Lottery is a game of chance where people buy tickets for a small price in order to have a chance to win a large sum of money, sometimes running into millions. Lotteries are often run by state and federal governments. They are also used as a way to raise money for various public projects such as schools, hospitals, roads and canals.
Although the odds are quite low, there is a reason why people still play. They are hoping for the miracle of winning the lottery. The lottery is one of the few games that doesn’t discriminate. It doesn’t care if you are black, white, Asian, fat, skinny or republican. If you have the right numbers, then you win! But be careful, because the lottery is not without its pitfalls.
Most of us have played the lottery at some point in our lives. We may have even won a prize. But if you’re like most Americans, you probably don’t know how much tax you have to pay on the winnings. And if you don’t plan ahead for taxes, you could end up losing most of your winnings.
The word lottery is believed to come from the Middle Dutch words loetje and lotte, both of which mean “drawing lots.” The first state-sponsored lotteries in Europe were recorded in the Low Countries in the 15th century. They were often organized to raise money for town fortifications and help the poor.
During the colonial period, there were more than 200 lotteries sanctioned in the American colonies. They were a significant source of private and public funding for such projects as libraries, churches, colleges, canals, bridges and roads. Lotteries were especially important in raising funds for the military during the French and Indian War.
In addition to providing a good source of revenue for states, lotteries are a fun and exciting way to raise money for charitable causes. The problem is that the amount of money that must be paid out in prizes can reduce the percentage of proceeds available for use by the state. This is a significant challenge in an era when states are looking for ways to reduce their reliance on high income taxes and cut programs that benefit the middle and lower classes.

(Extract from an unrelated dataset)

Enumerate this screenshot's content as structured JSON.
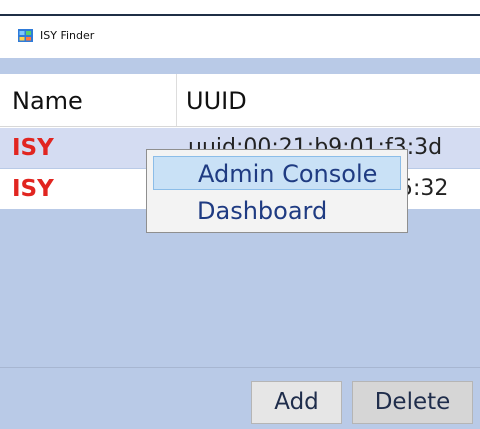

The best way to minimize your chances of losing is to select numbers that are not frequently picked by other players. This will increase your chances of winning a larger share of the prize. It is also a good idea to avoid picking numbers that end with the same digit or number group. This will also reduce your chances of winning. Finally, it is important to have a budget for purchasing tickets. It’s also a good idea to limit the number of tickets purchased per drawing. This will prevent you from overspending. If you’re looking to increase your chances of winning, try buying tickets shortly after a prize is released. This will give you a better chance of getting your hands on a big prize!